In Kosovo, journalists like Arbana Xharra praise the closing of mosques in Europe and have asked for the same in the Balkans. She and American authors like Alon Ben Meir and David Phillips attack Turkey for its policies in Bosnia and Herzegovina, Kosovo and Albania by claiming that Turkey has an Islamic agenda. If Brenton Tarrant entered mosques and killed 50 Muslim worshipers, Arbana Xharra from Kosovo has claimed in her Facebook page that if she has power she will "cleanse" the religious radicals in 72 hours.
Historiography in the Balkans
Much of the hatred that Serbs and Christian Albanians have against Muslims and Islam comes because of the way they read the past. National and Church historiographies in Kosovo, Albania, Serbia, et cetera, depict Muslims as invaders, barbarians and enemies of Europe and civilization. Skanderbeg who was one of the main Christian heroes of Brenton Tarrant during his massacre, is the major national hero of Albania. His war against the Ottomans and Muslims was officially celebrated by Albania and the Vatican in 2018. Albania and its Catholic Church celebrated the myth of Scanderbeg in all its state institutions and praised his war in defense of Europe and Christianity even though many Muslims were upset and protested the celebration of the 550th anniversary of Skanderbeg's death by claiming that the myth of Skanderbeg inspires hate, division and goes against the secular nature of the state.

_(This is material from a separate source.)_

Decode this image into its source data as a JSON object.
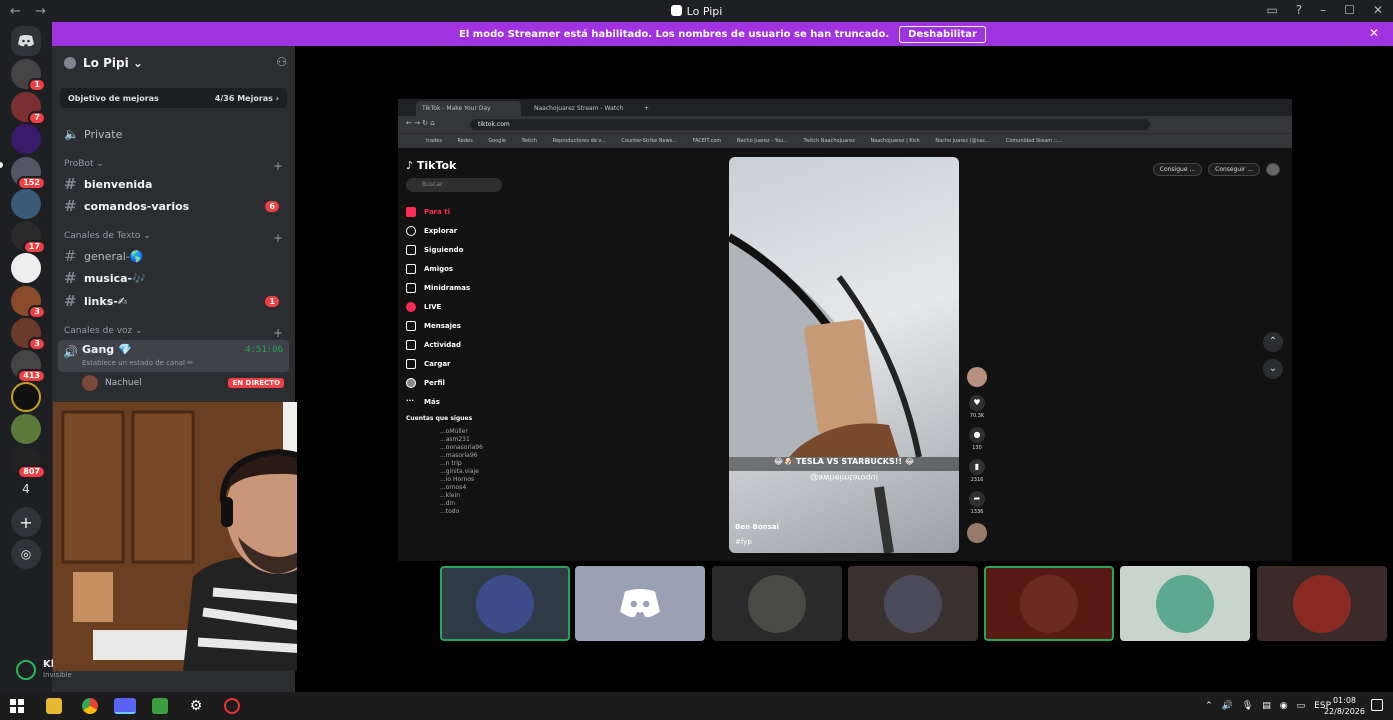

While in the Anglo-American world the secularization of state has produced a neutral state and national identities, in the Balkans the hatred of Muslims and Islam is promoted on daily basis. The hatred against Muslims and Islam is promoted in schools and universities, in songs and books, on television and the internet. In this moment, when all the world is in grief about the massacre against the Muslim community of New Zealand, on many social forums in the Balkans some Christians fundamentalists think that Brenton Tarrant is a hero. In Albania, some Catholic fundamentalist are comparing Brenton Tarrant to Skanderbeg, the national hero of Albania. If the civilized world would like to not see a repeat of massacres of Muslims like we have witnessed in New Zealand, Quebec, London and so forth, we should start to properly address the process of the radicalization of Christians in Europe and in the larger world. The conflict in Bosnia and present religious tensions in the Balkans came because some people in our part of the world do not have a multicultural vision for the future. The hatred against Islam and the Turks which nowadays is openly demonstrated and promoted in the United States, Austria, the Balkans and elsewhere will produce more terrorists like Brenton Tarrant in the future.
* History lecturer, UAMD University, Durres, Albania